By finding an answer to that question, we are able to identify the author’s purpose in writing the piece. The author’s purpose in crafting an argumentative essay is not to sell you on his or her point-of-view, but rather to present compelling evidence so that you acknowledge the validity of the argument. It begins with an issue statement that explains the topic. From there, it makes a claim, a statement of support or opposition to the topic.
The purpose of persuasive writing is, quite obviously, to persuade or convince. Thus, the persuasive essay will end with a straightforward “call to action” which asks the reader to do something to show that they agree with the author. They do so with statements such as “Now that you understand the issues, show your support by…” or “Sign the petition today and ask your friends to do so too.” That kind of language has no place in argumentative writing, which ends with a strong summary of the evidence and an authoritative general statement emphasizing the validity of the claim.
Argumentative or Persuasive Writing
Persuasive writing has a strong element of emotion. Often, the author tries to make the reader feel better about herself by agreeing with the claim. Back when I was an advertising copywriter, I was a master of this. Just think about some well-known advertising slogans: Taco Bell makes you feel like a more creative person, a nonconformist even, by suggesting that you are the type of person who can “think outside the bun” when you choose to eat at their restaurants. “Break out of the ordinary” sells Butterfinger candy bars with much the same message. And who wouldn’t get a boost of confidence after eating the “breakfast of champions” or being invited to join “the Pepsi Generation?”
Argumentative writing takes a more “four out of five dentists recommend Trident” approach. This more formal and academic genre requires that the writer support his or her argument with solid evidence. While persuasive writing can get by with a heartfelt emotional appeal or a well-defended opinion, argumentative writing must cite scientific studies, statistics and quotes from experts. It also highlights evidence that the author has generated with his/her own surveys and questionnaires. (You’ll find that writing those questionnaires or surveys and collecting responses from their classmates is not only fun for kids, but it encourages active learning and positive social interaction. We all know how valuable that is!)

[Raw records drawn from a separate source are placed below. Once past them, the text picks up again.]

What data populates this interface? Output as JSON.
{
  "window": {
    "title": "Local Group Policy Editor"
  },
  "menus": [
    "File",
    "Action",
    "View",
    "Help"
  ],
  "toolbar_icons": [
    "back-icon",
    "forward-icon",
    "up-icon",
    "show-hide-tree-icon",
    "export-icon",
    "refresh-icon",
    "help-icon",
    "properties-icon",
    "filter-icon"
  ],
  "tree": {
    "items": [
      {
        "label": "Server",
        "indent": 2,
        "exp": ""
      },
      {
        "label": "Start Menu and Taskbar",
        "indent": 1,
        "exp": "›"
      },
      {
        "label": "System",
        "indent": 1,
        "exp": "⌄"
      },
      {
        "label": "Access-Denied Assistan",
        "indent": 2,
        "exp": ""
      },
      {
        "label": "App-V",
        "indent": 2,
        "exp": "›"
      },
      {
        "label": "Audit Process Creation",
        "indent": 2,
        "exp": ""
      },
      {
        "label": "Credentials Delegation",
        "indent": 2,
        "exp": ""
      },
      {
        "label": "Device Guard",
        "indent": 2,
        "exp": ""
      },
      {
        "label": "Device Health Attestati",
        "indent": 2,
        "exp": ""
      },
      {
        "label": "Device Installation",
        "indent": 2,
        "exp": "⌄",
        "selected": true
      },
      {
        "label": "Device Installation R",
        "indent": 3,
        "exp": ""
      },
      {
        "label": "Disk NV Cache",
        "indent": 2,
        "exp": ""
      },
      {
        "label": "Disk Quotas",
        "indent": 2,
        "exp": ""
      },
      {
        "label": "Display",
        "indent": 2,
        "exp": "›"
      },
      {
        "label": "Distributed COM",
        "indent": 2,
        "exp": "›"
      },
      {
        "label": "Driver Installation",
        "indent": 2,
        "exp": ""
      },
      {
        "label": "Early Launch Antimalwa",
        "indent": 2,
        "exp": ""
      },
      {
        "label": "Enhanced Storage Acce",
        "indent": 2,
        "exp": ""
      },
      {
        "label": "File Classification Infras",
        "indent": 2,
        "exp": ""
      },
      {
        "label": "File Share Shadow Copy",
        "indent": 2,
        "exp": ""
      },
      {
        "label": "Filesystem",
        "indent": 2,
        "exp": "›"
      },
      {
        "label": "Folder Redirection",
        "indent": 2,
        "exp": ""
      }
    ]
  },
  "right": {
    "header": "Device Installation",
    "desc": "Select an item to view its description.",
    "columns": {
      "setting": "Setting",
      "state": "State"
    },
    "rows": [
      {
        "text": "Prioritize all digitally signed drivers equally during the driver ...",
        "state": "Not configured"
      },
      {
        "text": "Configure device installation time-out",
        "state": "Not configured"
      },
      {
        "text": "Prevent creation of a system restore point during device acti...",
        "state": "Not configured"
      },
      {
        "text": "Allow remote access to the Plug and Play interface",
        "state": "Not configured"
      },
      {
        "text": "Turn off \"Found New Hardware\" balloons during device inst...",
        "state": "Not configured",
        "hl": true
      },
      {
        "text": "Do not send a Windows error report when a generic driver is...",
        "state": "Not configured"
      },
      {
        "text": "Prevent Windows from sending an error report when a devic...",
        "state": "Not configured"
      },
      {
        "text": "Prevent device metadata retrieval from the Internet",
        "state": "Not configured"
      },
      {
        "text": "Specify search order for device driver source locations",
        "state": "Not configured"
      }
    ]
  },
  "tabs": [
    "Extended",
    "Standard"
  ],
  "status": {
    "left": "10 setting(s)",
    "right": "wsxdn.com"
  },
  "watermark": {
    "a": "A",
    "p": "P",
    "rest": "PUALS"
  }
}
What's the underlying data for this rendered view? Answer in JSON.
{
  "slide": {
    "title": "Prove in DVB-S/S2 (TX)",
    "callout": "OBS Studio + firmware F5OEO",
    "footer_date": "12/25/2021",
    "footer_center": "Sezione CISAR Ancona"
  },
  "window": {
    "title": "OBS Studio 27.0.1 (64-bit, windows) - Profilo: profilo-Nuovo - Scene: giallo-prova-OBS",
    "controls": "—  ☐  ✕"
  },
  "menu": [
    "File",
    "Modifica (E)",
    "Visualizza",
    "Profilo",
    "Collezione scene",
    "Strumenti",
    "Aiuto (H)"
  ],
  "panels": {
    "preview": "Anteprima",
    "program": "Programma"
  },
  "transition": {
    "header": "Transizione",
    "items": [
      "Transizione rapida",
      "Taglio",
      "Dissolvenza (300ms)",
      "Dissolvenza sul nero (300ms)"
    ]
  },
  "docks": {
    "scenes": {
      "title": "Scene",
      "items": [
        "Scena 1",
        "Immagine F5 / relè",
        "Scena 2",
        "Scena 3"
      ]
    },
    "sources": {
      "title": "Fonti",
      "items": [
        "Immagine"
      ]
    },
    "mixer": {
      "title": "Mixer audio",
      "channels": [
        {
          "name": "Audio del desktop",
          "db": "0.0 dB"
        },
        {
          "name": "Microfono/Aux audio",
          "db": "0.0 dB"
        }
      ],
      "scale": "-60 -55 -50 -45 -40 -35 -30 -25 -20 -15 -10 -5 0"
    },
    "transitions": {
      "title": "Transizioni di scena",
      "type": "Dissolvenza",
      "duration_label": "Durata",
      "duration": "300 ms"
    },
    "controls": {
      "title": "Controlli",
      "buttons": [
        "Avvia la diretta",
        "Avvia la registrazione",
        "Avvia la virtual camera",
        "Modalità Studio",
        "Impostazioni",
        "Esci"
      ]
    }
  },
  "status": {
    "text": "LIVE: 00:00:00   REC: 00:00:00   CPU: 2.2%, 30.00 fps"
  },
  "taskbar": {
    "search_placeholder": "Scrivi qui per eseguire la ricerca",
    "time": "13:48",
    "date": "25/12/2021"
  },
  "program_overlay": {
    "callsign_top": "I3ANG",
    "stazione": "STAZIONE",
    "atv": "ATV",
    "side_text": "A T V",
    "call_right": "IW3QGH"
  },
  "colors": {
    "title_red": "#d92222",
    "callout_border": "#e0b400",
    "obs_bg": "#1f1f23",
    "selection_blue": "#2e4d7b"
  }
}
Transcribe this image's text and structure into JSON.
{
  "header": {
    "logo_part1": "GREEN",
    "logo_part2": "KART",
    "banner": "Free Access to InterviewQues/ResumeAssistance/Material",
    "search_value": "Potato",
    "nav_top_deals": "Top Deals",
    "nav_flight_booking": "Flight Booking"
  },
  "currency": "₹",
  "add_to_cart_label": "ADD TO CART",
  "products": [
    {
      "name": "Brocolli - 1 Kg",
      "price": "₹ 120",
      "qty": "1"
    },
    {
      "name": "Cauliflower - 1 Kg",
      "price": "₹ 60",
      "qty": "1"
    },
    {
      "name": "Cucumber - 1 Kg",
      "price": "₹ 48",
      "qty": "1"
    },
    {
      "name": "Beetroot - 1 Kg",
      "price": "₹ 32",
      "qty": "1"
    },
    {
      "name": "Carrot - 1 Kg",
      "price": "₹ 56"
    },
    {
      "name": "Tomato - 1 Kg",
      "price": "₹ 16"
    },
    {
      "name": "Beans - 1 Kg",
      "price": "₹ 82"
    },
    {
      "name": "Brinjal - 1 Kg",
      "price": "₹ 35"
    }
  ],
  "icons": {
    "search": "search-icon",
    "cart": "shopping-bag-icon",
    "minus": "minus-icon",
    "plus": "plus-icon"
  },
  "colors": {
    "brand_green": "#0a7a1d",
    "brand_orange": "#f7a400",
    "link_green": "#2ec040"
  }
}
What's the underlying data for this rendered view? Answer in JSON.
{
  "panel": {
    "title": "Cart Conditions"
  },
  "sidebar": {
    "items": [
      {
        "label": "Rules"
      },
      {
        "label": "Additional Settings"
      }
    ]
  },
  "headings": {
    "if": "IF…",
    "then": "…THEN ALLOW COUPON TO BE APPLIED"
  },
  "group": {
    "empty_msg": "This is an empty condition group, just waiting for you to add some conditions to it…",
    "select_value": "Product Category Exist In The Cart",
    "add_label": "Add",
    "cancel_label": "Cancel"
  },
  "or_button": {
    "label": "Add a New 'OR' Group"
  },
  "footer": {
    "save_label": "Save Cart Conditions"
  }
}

Of course, it takes practice to recognize the important nuances that separate argumentative vs persuasive writing. Download the activity sheet below that asks students to look at specific sentences and decide if they belong in either an argumentative or a persuasive piece.